Dr. Joni Laughran while working in our company in California wrote a book for the show, also with the same name, “A Lifetime of Beauty.” The book was a give-away for people who called the Paul Penders Company enquiring about our newest beauty invention.
Honestly, Katja and I had a blast meeting these movie stars at their homes. I can say this was a very interesting tour, and we got to meet several popular stars over a few days.

    Meredith MacRae with her special friend Bob Hope

After meeting these celebrities and their Entertainment Lawyers, I finally signed contracts with 2 stars; the most important one was Meredith MacRae (May 30, 1944 – July 14, 2000), best known as Billie Jo on the TV sitcoms, Petticoat Junction and as Sally Ann in My Three Sons.
Several weeks after the signing ceremony, we started shooting in the studio of Jay Leno’s “Tonight Show.” It was a time of learning, fun and excitement. During the shooting days, got to know Meredith better. She turned out to be a charming, intelligent and very kind person with a healthy amount of humor!
Part of the filming for the show was in Hollywood and part at our company’s base in Petaluma in Northern California. Meredith, her agent and a crew of beauticians all flew out to Petaluma for the shoot at Paul Penders Company.
We had dinner with the group the night before filming and then became it apparent how much she looked like Catherine Deneuve, the beautiful and distinguished French movie star I admired so much as well. Probably too it was that which attracted Katja and me to Meredith in the first place.

    French movie star Catherine Deneuve

Since I am talking movie stars, there is another movie star I REALLY admire and have since a young age — Brigitte Bardot. I fell for her because of a few great movies with producer Roger Vadim, and later because she became a fierce fighter for animal rights.
To this day, Brigitte Bardot’s focus in life is to end the suffering of animals. A little while ago we wrote about the vote in Catalonia, Spain making bull fighting illegal this year. Let me mention that Brigitte Bardot’s latest fight is to stop the bull fighting in the South of France where it is still legally practiced.

    Brigitte Bardot still looks fabulously beautiful.

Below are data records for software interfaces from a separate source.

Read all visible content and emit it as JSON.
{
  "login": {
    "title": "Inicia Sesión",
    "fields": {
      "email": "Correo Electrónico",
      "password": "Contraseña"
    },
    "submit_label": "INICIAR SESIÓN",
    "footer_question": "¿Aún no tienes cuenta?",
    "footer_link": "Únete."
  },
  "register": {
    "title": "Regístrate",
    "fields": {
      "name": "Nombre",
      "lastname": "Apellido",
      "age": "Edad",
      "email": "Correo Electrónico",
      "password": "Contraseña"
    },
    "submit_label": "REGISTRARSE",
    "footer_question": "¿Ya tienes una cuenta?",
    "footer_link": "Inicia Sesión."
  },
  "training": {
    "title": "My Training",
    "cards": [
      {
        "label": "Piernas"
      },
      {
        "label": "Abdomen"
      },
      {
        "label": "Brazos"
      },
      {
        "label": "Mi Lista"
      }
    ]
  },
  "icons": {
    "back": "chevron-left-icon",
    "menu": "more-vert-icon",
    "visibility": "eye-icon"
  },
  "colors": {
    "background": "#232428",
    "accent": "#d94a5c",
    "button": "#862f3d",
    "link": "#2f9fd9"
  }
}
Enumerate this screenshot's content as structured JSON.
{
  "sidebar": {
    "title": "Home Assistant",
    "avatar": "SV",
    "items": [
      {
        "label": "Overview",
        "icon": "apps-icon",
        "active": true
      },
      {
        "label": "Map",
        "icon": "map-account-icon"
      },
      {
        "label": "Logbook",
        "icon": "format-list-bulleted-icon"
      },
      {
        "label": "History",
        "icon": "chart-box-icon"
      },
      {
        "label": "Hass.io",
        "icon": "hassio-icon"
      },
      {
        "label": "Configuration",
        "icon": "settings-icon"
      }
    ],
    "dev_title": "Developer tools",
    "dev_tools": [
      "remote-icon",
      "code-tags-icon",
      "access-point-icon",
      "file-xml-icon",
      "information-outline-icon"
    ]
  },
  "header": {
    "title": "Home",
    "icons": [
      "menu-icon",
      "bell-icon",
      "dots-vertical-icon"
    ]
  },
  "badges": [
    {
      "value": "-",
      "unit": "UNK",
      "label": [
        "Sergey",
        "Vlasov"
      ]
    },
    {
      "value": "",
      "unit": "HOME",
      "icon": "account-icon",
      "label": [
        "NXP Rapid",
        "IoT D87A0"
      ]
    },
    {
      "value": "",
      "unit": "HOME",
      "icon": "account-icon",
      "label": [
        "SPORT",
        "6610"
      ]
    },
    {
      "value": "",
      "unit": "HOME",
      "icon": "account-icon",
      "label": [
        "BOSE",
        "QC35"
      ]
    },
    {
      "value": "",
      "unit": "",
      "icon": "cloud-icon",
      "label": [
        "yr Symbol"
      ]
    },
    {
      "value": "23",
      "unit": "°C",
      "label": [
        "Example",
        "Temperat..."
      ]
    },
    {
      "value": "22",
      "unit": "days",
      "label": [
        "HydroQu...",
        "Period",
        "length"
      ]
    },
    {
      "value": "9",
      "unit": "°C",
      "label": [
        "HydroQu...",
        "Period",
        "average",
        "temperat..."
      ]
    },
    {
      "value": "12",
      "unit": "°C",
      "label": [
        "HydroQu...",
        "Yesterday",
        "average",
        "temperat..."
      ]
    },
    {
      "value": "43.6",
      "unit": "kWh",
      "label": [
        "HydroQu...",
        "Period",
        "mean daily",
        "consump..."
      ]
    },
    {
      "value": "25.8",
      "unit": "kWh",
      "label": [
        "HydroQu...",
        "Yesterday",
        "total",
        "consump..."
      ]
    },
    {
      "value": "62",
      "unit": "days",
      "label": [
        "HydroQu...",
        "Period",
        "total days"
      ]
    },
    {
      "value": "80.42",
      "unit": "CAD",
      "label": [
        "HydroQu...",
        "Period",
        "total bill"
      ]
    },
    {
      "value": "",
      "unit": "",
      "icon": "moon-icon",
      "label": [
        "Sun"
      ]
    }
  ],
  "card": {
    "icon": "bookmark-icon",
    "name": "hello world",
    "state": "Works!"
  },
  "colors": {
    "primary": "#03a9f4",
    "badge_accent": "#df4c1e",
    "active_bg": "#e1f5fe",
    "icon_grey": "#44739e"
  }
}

She was interviewed not long ago by “France Dimanche” and told the reporter, “My life would have been worthless if changes are not made to stop bullfights in France before I die. But I am like a pit bull; when I start biting, I don’t let go easily”.

      Thank you, Dame Bardot, for being a
      living example for me by helping
      to set the standards to stop
      cruelty to animals!